Despite the small sample size, what we have to look at is Smith’s games since November 30th – the first day that Stan Van Gundy relegated Greg Monroe to the bench to apparently give Smith a few weeks to prove himself at the 4. The improvements were marginal at best – over the course of December, Smith’s averaged 13.3 points, 7.6 rebounds, 4.3 assists, 1.8 blocks, and 1.6 steals per game, numbers that aren’t exceedingly promising considering his season-long numbers of 13.1/7.2/4.7/1.7/1.3 (and even less so when considering his superior career-long averages of 15.4/7.8/3.3/2.0/1.3). And that makes sense, considering Van Gundy’s decision to cut ties with Smith less than a month after the lineup change. This is discouraging news for the Rockets and their fans, but there is hope that Smith will become an asset – which he truly wasn’t in Detroit – in Houston, due primarily to the construction and talent of their roster, courtesy of their elite GM Daryl Morey.
The hope is that Smith will fit as the full-time 4 in Houston, which is a big need considering Terrence Jones’ return from injury is without a timetable. There are reasons to be sanguine about the fit, the two biggest being James Harden and Dwight Howard. Playing with two superstars will affect Smith’s game, as he’s never been a third option in his career, and will probably see very different shots in the new situation. Instead of iso-Smoove, he’ll likely be used only on baseline cuts, post-ups, and the occasional kickout when Harden or Howard are doubled. In terms of floor spacing, he’s no worse an option than incumbent starter Donatas Motiejunas, who’s currently shooting threes at just a .283 clip.

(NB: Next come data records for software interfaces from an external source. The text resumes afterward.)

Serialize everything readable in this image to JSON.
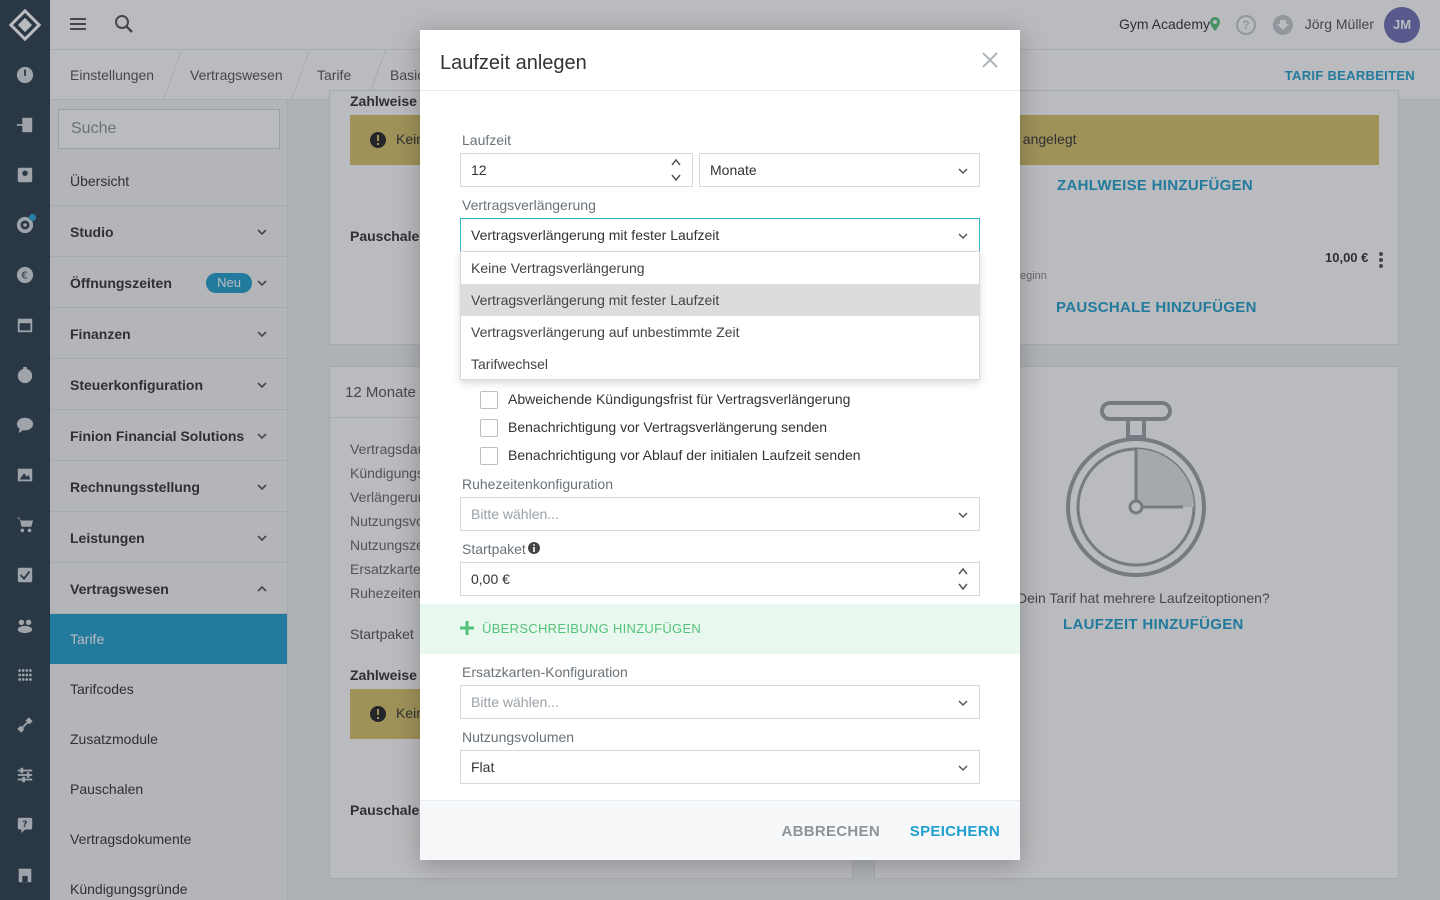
{
  "topbar": {
    "studio": "Gym Academy",
    "user_name": "Jörg Müller",
    "avatar_initials": "JM",
    "help_glyph": "?"
  },
  "breadcrumb": {
    "items": [
      "Einstellungen",
      "Vertragswesen",
      "Tarife",
      "Basic"
    ],
    "action": "TARIF BEARBEITEN"
  },
  "sidebar": {
    "search_placeholder": "Suche",
    "items": [
      {
        "label": "Übersicht"
      },
      {
        "label": "Studio"
      },
      {
        "label": "Öffnungszeiten",
        "badge": "Neu"
      },
      {
        "label": "Finanzen"
      },
      {
        "label": "Steuerkonfiguration"
      },
      {
        "label": "Finion Financial Solutions"
      },
      {
        "label": "Rechnungsstellung"
      },
      {
        "label": "Leistungen"
      },
      {
        "label": "Vertragswesen"
      },
      {
        "label": "Tarife"
      },
      {
        "label": "Tarifcodes"
      },
      {
        "label": "Zusatzmodule"
      },
      {
        "label": "Pauschalen"
      },
      {
        "label": "Vertragsdokumente"
      },
      {
        "label": "Kündigungsgründe"
      }
    ]
  },
  "background": {
    "zahlweise_label": "Zahlweise",
    "warning_prefix": "Kein",
    "warning_suffix": "ise angelegt",
    "zahlweise_add": "ZAHLWEISE HINZUFÜGEN",
    "pauschalen_label": "Pauschalen",
    "price": "10,00 €",
    "price_note": "eginn",
    "pauschale_add": "PAUSCHALE HINZUFÜGEN",
    "term_card_title": "12 Monate",
    "term_rows": [
      "Vertragsdau",
      "Kündigungs",
      "Verlängerun",
      "Nutzungsvo",
      "Nutzungsze",
      "Ersatzkarter",
      "Ruhezeiten"
    ],
    "startpaket_label": "Startpaket",
    "zahlweise_label_2": "Zahlweise",
    "warning_prefix_2": "Kein",
    "pauschalen_label_2": "Pauschalen",
    "multi_question": "Dein Tarif hat mehrere Laufzeitoptionen?",
    "laufzeit_add": "LAUFZEIT HINZUFÜGEN"
  },
  "modal": {
    "title": "Laufzeit anlegen",
    "laufzeit_label": "Laufzeit",
    "laufzeit_value": "12",
    "laufzeit_unit": "Monate",
    "verlaengerung_label": "Vertragsverlängerung",
    "verlaengerung_value": "Vertragsverlängerung mit fester Laufzeit",
    "dropdown_options": [
      "Keine Vertragsverlängerung",
      "Vertragsverlängerung mit fester Laufzeit",
      "Vertragsverlängerung auf unbestimmte Zeit",
      "Tarifwechsel"
    ],
    "selected_option_index": 1,
    "checkboxes": [
      {
        "label": "Abweichende Kündigungsfrist für Vertragsverlängerung",
        "checked": false
      },
      {
        "label": "Benachrichtigung vor Vertragsverlängerung senden",
        "checked": false
      },
      {
        "label": "Benachrichtigung vor Ablauf der initialen Laufzeit senden",
        "checked": false
      }
    ],
    "ruhezeiten_label": "Ruhezeitenkonfiguration",
    "ruhezeiten_placeholder": "Bitte wählen...",
    "startpaket_label": "Startpaket",
    "startpaket_value": "0,00 €",
    "override_label": "ÜBERSCHREIBUNG HINZUFÜGEN",
    "ersatzkarten_label": "Ersatzkarten-Konfiguration",
    "ersatzkarten_placeholder": "Bitte wählen...",
    "nutzungsvolumen_label": "Nutzungsvolumen",
    "nutzungsvolumen_value": "Flat",
    "cancel": "ABBRECHEN",
    "save": "SPEICHERN"
  },
  "colors": {
    "primary": "#1f9fce",
    "rail": "#2b3f4e",
    "warning": "#d8c36a",
    "success": "#54c27a",
    "avatar": "#6f6fb6"
  }
}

Of course, no one knows for sure whether or not Smith will discontinue his constant hoisting of bad shots whenever he touches the ball, but a combination of the ego hit he must’ve taken when the Pistons cut him, the brevity of his new one-year deal with the Rockets and the need to prove himself before impending free agency, and the presence of high-school buddy (and the best man at his wedding) Dwight Howard is cause for optimism.

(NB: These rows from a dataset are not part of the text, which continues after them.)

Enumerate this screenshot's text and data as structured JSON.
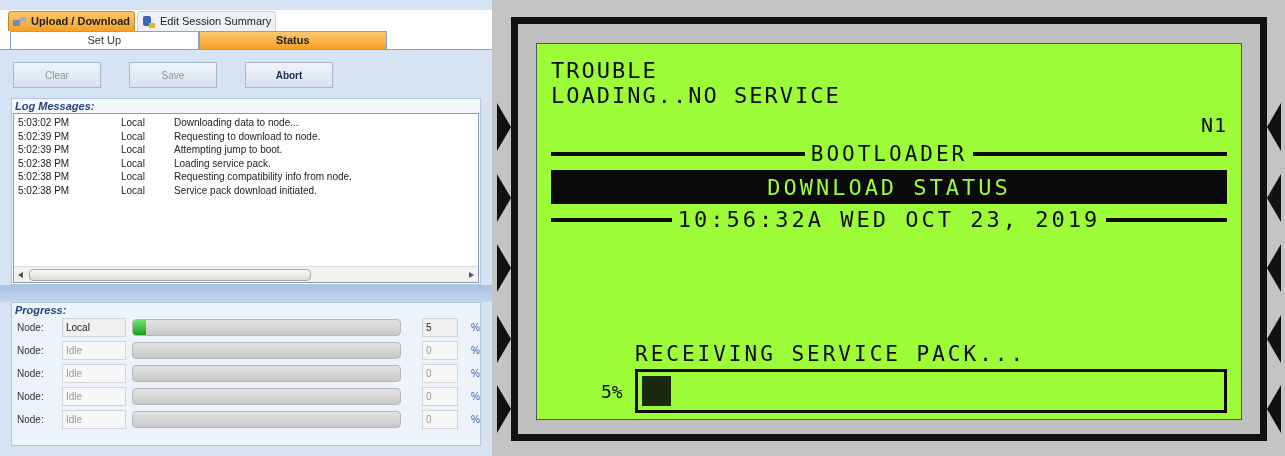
{
  "tabs": [
    {
      "label": "Upload / Download",
      "selected": true
    },
    {
      "label": "Edit Session Summary",
      "selected": false
    }
  ],
  "subtabs": [
    {
      "label": "Set Up",
      "selected": false
    },
    {
      "label": "Status",
      "selected": true
    }
  ],
  "buttons": [
    {
      "label": "Clear",
      "disabled": true
    },
    {
      "label": "Save",
      "disabled": true
    },
    {
      "label": "Abort",
      "disabled": false
    }
  ],
  "log": {
    "title": "Log Messages:",
    "rows": [
      {
        "time": "5:03:02 PM",
        "source": "Local",
        "message": "Downloading data to node..."
      },
      {
        "time": "5:02:39 PM",
        "source": "Local",
        "message": "Requesting to download to node."
      },
      {
        "time": "5:02:39 PM",
        "source": "Local",
        "message": "Attempting jump to boot."
      },
      {
        "time": "5:02:38 PM",
        "source": "Local",
        "message": "Loading service pack."
      },
      {
        "time": "5:02:38 PM",
        "source": "Local",
        "message": "Requesting compatibility info from node."
      },
      {
        "time": "5:02:38 PM",
        "source": "Local",
        "message": "Service pack download initiated."
      }
    ]
  },
  "progress": {
    "title": "Progress:",
    "nodes": [
      {
        "label": "Node:",
        "name": "Local",
        "active": true,
        "level": 0.05,
        "percent": "5",
        "unit": "%"
      },
      {
        "label": "Node:",
        "name": "Idle",
        "active": false,
        "level": 0,
        "percent": "0",
        "unit": "%"
      },
      {
        "label": "Node:",
        "name": "Idle",
        "active": false,
        "level": 0,
        "percent": "0",
        "unit": "%"
      },
      {
        "label": "Node:",
        "name": "Idle",
        "active": false,
        "level": 0,
        "percent": "0",
        "unit": "%"
      },
      {
        "label": "Node:",
        "name": "Idle",
        "active": false,
        "level": 0,
        "percent": "0",
        "unit": "%"
      }
    ]
  },
  "lcd": {
    "lines": [
      "TROUBLE",
      "LOADING..NO SERVICE"
    ],
    "node": "N1",
    "section": "BOOTLOADER",
    "banner": "DOWNLOAD STATUS",
    "datetime": "10:56:32A WED OCT 23, 2019",
    "status": "RECEIVING SERVICE PACK...",
    "percent": "5%",
    "level": 0.05
  }
}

Smith and soon-to-be-teammate Dwight Howard are no strangers.
Just as with Rondo and Dallas, though, no matter the effect on the offensive end, Smith will provide a big upgrade defensively, the key to this move for Houston. Smith’s strength, size, quickness, and athleticism make him not only versatile defensively, with the ability to guard multiple positions, but elite. He’s posted higher defensive win shares than offensive every year of his career, and not just because he’s struggled offensively. This season, he’s sixth among power forwards and 15th overall in the NBA in ESPN’s DRPM, while his ability to amass possession-changing plays (he makes an impact in both the steals and blocks department) leads to his ranking of 17th overall in CornerThree WAR. A lineup of Patrick Beverley, James Harden, Trevor Ariza, Josh Smith, and Dwight Howard has elite – or, at worst, above average – defense at four of the five positions (and great improvement on that end this season from Harden, the odd man out), but still just as much offense as Houston had before the move.
Considering the nature of Smith’s short, cheap contract, this looks to be a low-risk, high-reward move that, if absolutely nothing else, should improve Houston’s depth in the frontcourt. On the other hand, the Rondo move has a different vibe, due to the length of Rondo’s contract and the commitment Dallas has made to him by giving up depth and future assets, but still has the potential for high reward due to the undoubtable upgrade in talent level. In all, despite varying risk levels, both teams made moves that will likely help them compete this season in the bloodbath that is the Western Conference.
by Derek Reifer, Northwestern University